Review: Who’s Afraid of Virginia Woolf? (Red One Theatre Collective)


Red One Theatre Collective in Toronto invigorates Edward Albee’s classic comedy-drama with dynamic realism

Red One Theatre Collective’s production of Who’s Afraid of Virginia Woolf? is currently playing at The Storefront Theatre and it is a force to be reckoned with. Edward Albee’s comedy-drama about the brutal inner workings of a dysfunctional marriage is over fifty years old now, but you’d never know it. It’s as funny, harrowing and relevant now as it was in 1962.
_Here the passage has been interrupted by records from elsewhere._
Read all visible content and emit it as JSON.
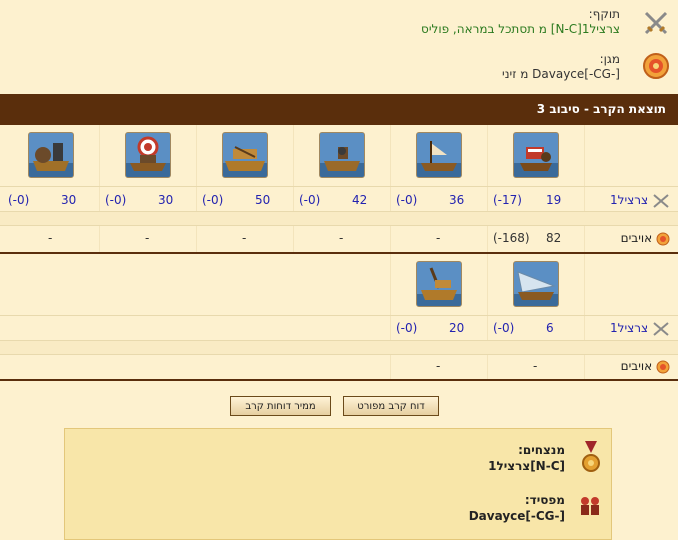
{
  "attacker": {
    "label": "תוקף:",
    "name": "צרציל1[N-C] מ תסתכל במראה, פוליס"
  },
  "defender": {
    "label": "מגן:",
    "name": "Davayce[-CG-] מ זיני"
  },
  "round_title": "תוצאת הקרב - סיבוב 3",
  "units_top": [
    {
      "icon": "fire-ship-icon"
    },
    {
      "icon": "paddle-steamer-icon"
    },
    {
      "icon": "ram-ship-icon"
    },
    {
      "icon": "catapult-ship-icon"
    },
    {
      "icon": "mortar-ship-icon"
    },
    {
      "icon": "steam-ram-icon"
    }
  ],
  "attacker_row_label": "צרציל1",
  "attacker_top": [
    {
      "count": "19",
      "loss": "(-17)"
    },
    {
      "count": "36",
      "loss": "(-0)"
    },
    {
      "count": "42",
      "loss": "(-0)"
    },
    {
      "count": "50",
      "loss": "(-0)"
    },
    {
      "count": "30",
      "loss": "(-0)"
    },
    {
      "count": "30",
      "loss": "(-0)"
    }
  ],
  "enemy_row_label": "אויבים",
  "enemy_top": [
    {
      "count": "82",
      "loss": "(-168)"
    },
    {
      "count": "-",
      "loss": ""
    },
    {
      "count": "-",
      "loss": ""
    },
    {
      "count": "-",
      "loss": ""
    },
    {
      "count": "-",
      "loss": ""
    },
    {
      "count": "-",
      "loss": ""
    }
  ],
  "units_bottom": [
    {
      "icon": "rocket-ship-icon"
    },
    {
      "icon": "ballista-ship-icon"
    }
  ],
  "attacker_bottom": [
    {
      "count": "6",
      "loss": "(-0)"
    },
    {
      "count": "20",
      "loss": "(-0)"
    }
  ],
  "enemy_bottom": [
    {
      "count": "-"
    },
    {
      "count": "-"
    }
  ],
  "buttons": {
    "detailed": "דוח קרב מפורט",
    "summary": "ממיר דוחות קרב"
  },
  "result": {
    "winners_label": "מנצחים:",
    "winners_value": "צרציל1[N-C]",
    "losers_label": "מפסיד:",
    "losers_value": "Davayce[-CG-]"
  }
}
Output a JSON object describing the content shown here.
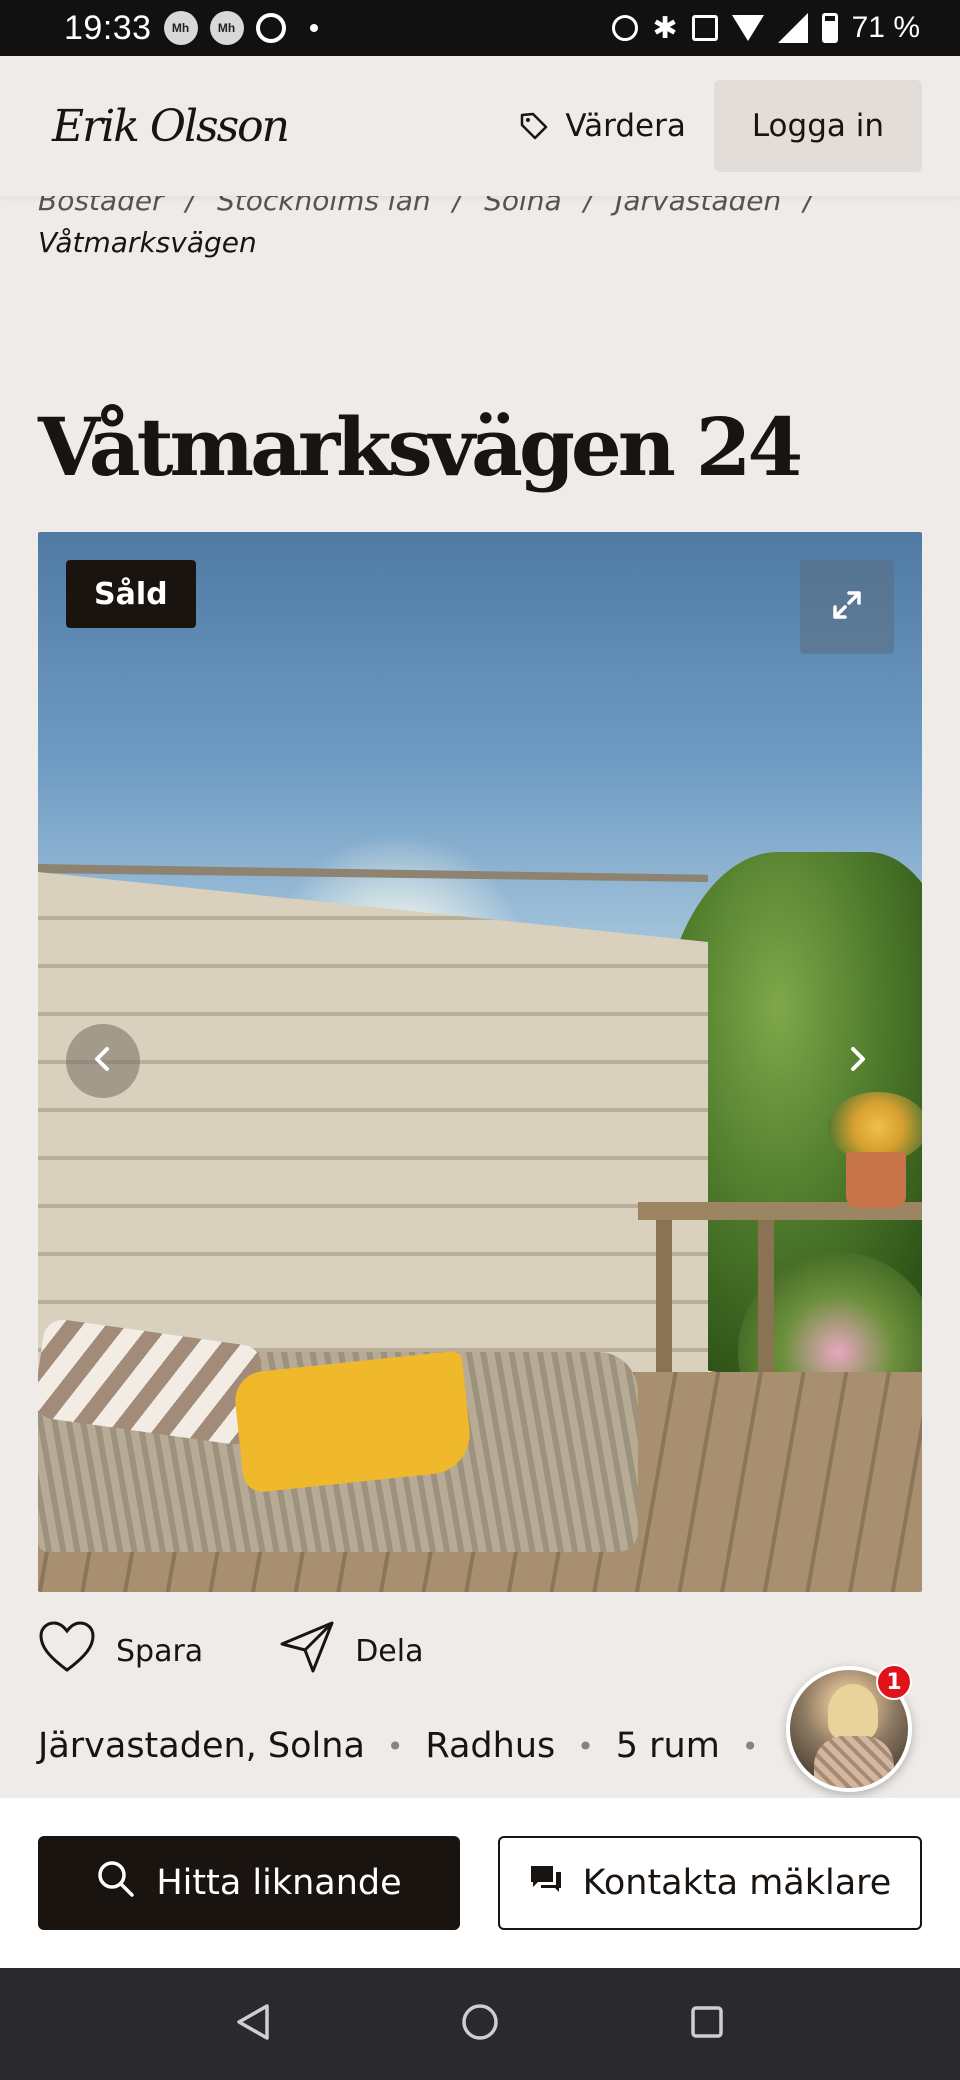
{
  "status_bar": {
    "time": "19:33",
    "notif_icons": [
      "Mh",
      "Mh"
    ],
    "battery": "71 %"
  },
  "header": {
    "logo": "Erik Olsson",
    "valuate_label": "Värdera",
    "login_label": "Logga in"
  },
  "breadcrumb": {
    "items": [
      "Bostäder",
      "Stockholms län",
      "Solna",
      "Järvastaden"
    ],
    "current": "Våtmarksvägen"
  },
  "listing": {
    "title": "Våtmarksvägen 24",
    "status_badge": "Såld",
    "area": "Järvastaden, Solna",
    "type": "Radhus",
    "rooms": "5 rum"
  },
  "actions": {
    "save_label": "Spara",
    "share_label": "Dela"
  },
  "agent": {
    "notification_count": "1"
  },
  "bottom_bar": {
    "find_similar_label": "Hitta liknande",
    "contact_label": "Kontakta mäklare"
  },
  "colors": {
    "background": "#efebe8",
    "primary": "#1a1410",
    "badge": "#e0121a"
  }
}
George and Martha, a middle-aged couple, stumble home from a campus party early one morning. He’s a history professor and she’s the daughter of the college president. They are, to put it mildly, discontented. They invite a young couple, a new professor at the college and his wife, Nick and Honey, over for a post-party gathering at their home. It all starts out civilly, but as the liquor flows and secrets are revealed, things turn vicious.
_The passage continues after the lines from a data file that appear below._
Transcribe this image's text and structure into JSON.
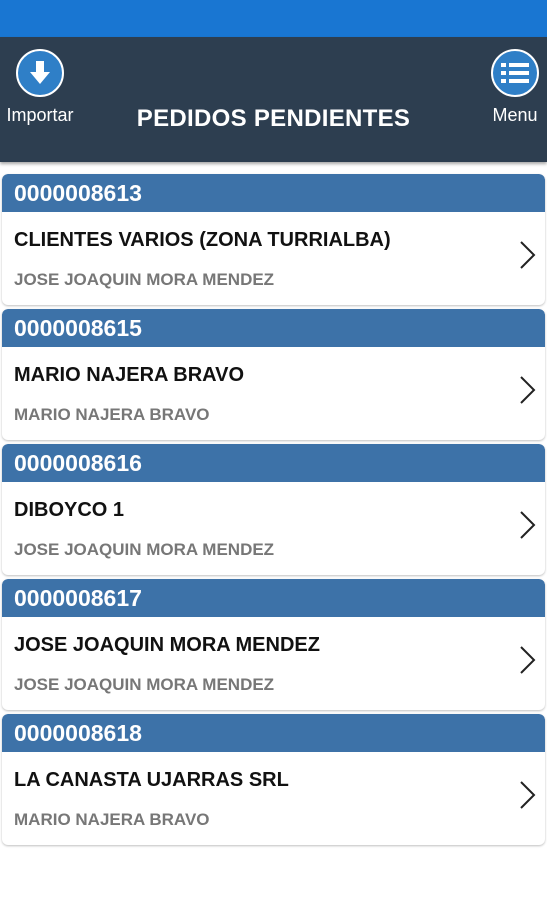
{
  "header": {
    "title": "PEDIDOS PENDIENTES",
    "import_label": "Importar",
    "menu_label": "Menu",
    "import_icon": "download-icon",
    "menu_icon": "list-icon"
  },
  "colors": {
    "status_bar": "#1976d2",
    "header_bg": "#2d3e50",
    "order_header": "#3d72a8",
    "seller_text": "#777777"
  },
  "orders": [
    {
      "number": "0000008613",
      "client": "CLIENTES VARIOS (ZONA TURRIALBA)",
      "seller": "JOSE JOAQUIN MORA MENDEZ"
    },
    {
      "number": "0000008615",
      "client": "MARIO NAJERA BRAVO",
      "seller": "MARIO NAJERA BRAVO"
    },
    {
      "number": "0000008616",
      "client": "DIBOYCO 1",
      "seller": "JOSE JOAQUIN MORA MENDEZ"
    },
    {
      "number": "0000008617",
      "client": "JOSE JOAQUIN MORA MENDEZ",
      "seller": "JOSE JOAQUIN MORA MENDEZ"
    },
    {
      "number": "0000008618",
      "client": "LA CANASTA UJARRAS SRL",
      "seller": "MARIO NAJERA BRAVO"
    }
  ]
}
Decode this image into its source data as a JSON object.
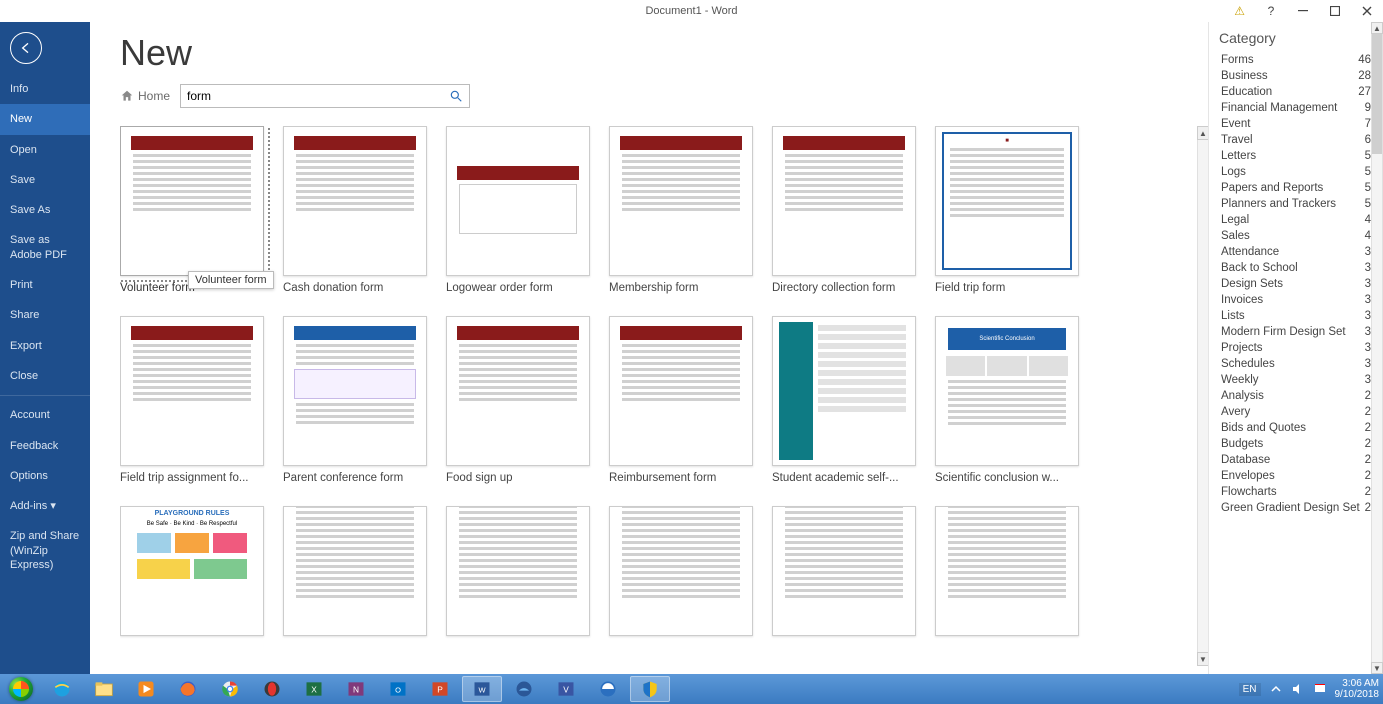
{
  "title_bar": {
    "doc_title": "Document1 - Word"
  },
  "sidebar": {
    "items": [
      {
        "label": "Info"
      },
      {
        "label": "New"
      },
      {
        "label": "Open"
      },
      {
        "label": "Save"
      },
      {
        "label": "Save As"
      },
      {
        "label": "Save as Adobe PDF"
      },
      {
        "label": "Print"
      },
      {
        "label": "Share"
      },
      {
        "label": "Export"
      },
      {
        "label": "Close"
      }
    ],
    "lower": [
      {
        "label": "Account"
      },
      {
        "label": "Feedback"
      },
      {
        "label": "Options"
      },
      {
        "label": "Add-ins ▾"
      },
      {
        "label": "Zip and Share (WinZip Express)"
      }
    ]
  },
  "page": {
    "title": "New",
    "home": "Home",
    "search_value": "form",
    "tooltip": "Volunteer form"
  },
  "templates": [
    {
      "label": "Volunteer form",
      "style": "red-form",
      "selected": true
    },
    {
      "label": "Cash donation form",
      "style": "red-form"
    },
    {
      "label": "Logowear order form",
      "style": "red-box"
    },
    {
      "label": "Membership form",
      "style": "red-form"
    },
    {
      "label": "Directory collection form",
      "style": "red-form"
    },
    {
      "label": "Field trip form",
      "style": "blue-doc"
    },
    {
      "label": "Field trip assignment fo...",
      "style": "red-form"
    },
    {
      "label": "Parent conference form",
      "style": "blue-form"
    },
    {
      "label": "Food sign up",
      "style": "red-form"
    },
    {
      "label": "Reimbursement form",
      "style": "red-form"
    },
    {
      "label": "Student academic self-...",
      "style": "teal-side"
    },
    {
      "label": "Scientific conclusion w...",
      "style": "blue-banner"
    },
    {
      "label": "",
      "style": "rules"
    },
    {
      "label": "",
      "style": "plain-doc"
    },
    {
      "label": "",
      "style": "plain-doc"
    },
    {
      "label": "",
      "style": "plain-doc"
    },
    {
      "label": "",
      "style": "plain-doc"
    },
    {
      "label": "",
      "style": "plain-doc"
    }
  ],
  "category": {
    "heading": "Category",
    "items": [
      {
        "name": "Forms",
        "count": 46
      },
      {
        "name": "Business",
        "count": 28
      },
      {
        "name": "Education",
        "count": 27
      },
      {
        "name": "Financial Management",
        "count": 9
      },
      {
        "name": "Event",
        "count": 7
      },
      {
        "name": "Travel",
        "count": 6
      },
      {
        "name": "Letters",
        "count": 5
      },
      {
        "name": "Logs",
        "count": 5
      },
      {
        "name": "Papers and Reports",
        "count": 5
      },
      {
        "name": "Planners and Trackers",
        "count": 5
      },
      {
        "name": "Legal",
        "count": 4
      },
      {
        "name": "Sales",
        "count": 4
      },
      {
        "name": "Attendance",
        "count": 3
      },
      {
        "name": "Back to School",
        "count": 3
      },
      {
        "name": "Design Sets",
        "count": 3
      },
      {
        "name": "Invoices",
        "count": 3
      },
      {
        "name": "Lists",
        "count": 3
      },
      {
        "name": "Modern Firm Design Set",
        "count": 3
      },
      {
        "name": "Projects",
        "count": 3
      },
      {
        "name": "Schedules",
        "count": 3
      },
      {
        "name": "Weekly",
        "count": 3
      },
      {
        "name": "Analysis",
        "count": 2
      },
      {
        "name": "Avery",
        "count": 2
      },
      {
        "name": "Bids and Quotes",
        "count": 2
      },
      {
        "name": "Budgets",
        "count": 2
      },
      {
        "name": "Database",
        "count": 2
      },
      {
        "name": "Envelopes",
        "count": 2
      },
      {
        "name": "Flowcharts",
        "count": 2
      },
      {
        "name": "Green Gradient Design Set",
        "count": 2
      }
    ]
  },
  "taskbar": {
    "lang": "EN",
    "time": "3:06 AM",
    "date": "9/10/2018"
  }
}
This is one of my favourite plays and it was a thrill for me to finally see it performed live. Having read it and seen the Mike Nichols film many times, I’m familiar enough with the text and action to anticipate my favourite bits. But when the lights came up, boy… all my expectations went out the window! This wasn’t just the play I know; these were real people hacking away at each other and I feared for them—body and soul.

Director Tyrone Savage leads his cast towards a naturalistic truth instead of melodrama. The dialogue and it’s emotional brutality could easily be played up, but it isn’t required here. In the hands of this top-notch cast, the plain and honest truth of this story is thrilling enough. There are, of course, loud and grotesque moments, but they never seemed overblown for effect. They spring, shrieking, out of these four people as their civility unravels before us.

George and Martha are played by real life husband and wife, Janet-Laine Green and Booth Savage. (They are also the director’s parents). It’s worth noting, I suppose, to add intrigue to the production, but I feel somewhat cheap in doing so. It doesn’t really matter what their offstage situation is because, here, they are George and Martha.

Their shared history is an almost tangible presence. They seem to provoke each other by just being there. She struts around brazenly and berates him for being a personal and professional failure. He cowers and deflects, getting in several good barbs about her heavy drinking and lechery. Underneath his hunched shoulders and her vulgarity, you can sense a game afoot. As awful as they can be to each other, despite the gaping wounds, they love this battle… and each other.

But their poor guests! At first, they’re just trying to remain polite as their hosts jab at each other, but they are soon caught up in the drama as their own marital troubles are brought to light. Benjamin Blais and Claire Armstrong perfectly capture that deer-caught-in-headlights experience of socially well-trained people suddenly confronted by absolute madness.

Blais is both charming and irritating as a man who prides himself on being ambitious, attractive and successful at a young age. It’s fascinating (and rather unsettling) to watch how thoroughly George and Martha shatter his confidence.

I was surprised by Armstrong’s portrayal of the mousy Honey. Even when her character does a lot of cringing, crying and puking, which could easily become tiresome, she never seems particularly victimized here. It’s actually quite exhilarating to watch her drink, laugh and sob herself sick. Here is a woman who has had scant opportunity to truly exist on her own terms and she’s taking full advantage of the whole new set of social rules that George and Martha have conjured up.

One thing to keep in mind: there is only one washroom on the premises. Since there are two intermissions and drinks available, you may be lining up for the bathroom. Just in case, there is bar just a few doors down that provides facilities to those in desperate need. (Just ask for directions.)

This is intense, intelligent and viscerally thrilling theatre. Don’t miss out!


Photo of Janet-Laine Green and Booth Savage (foreground), Claire Armstrong and Benjamin Blais (background) provided by the company.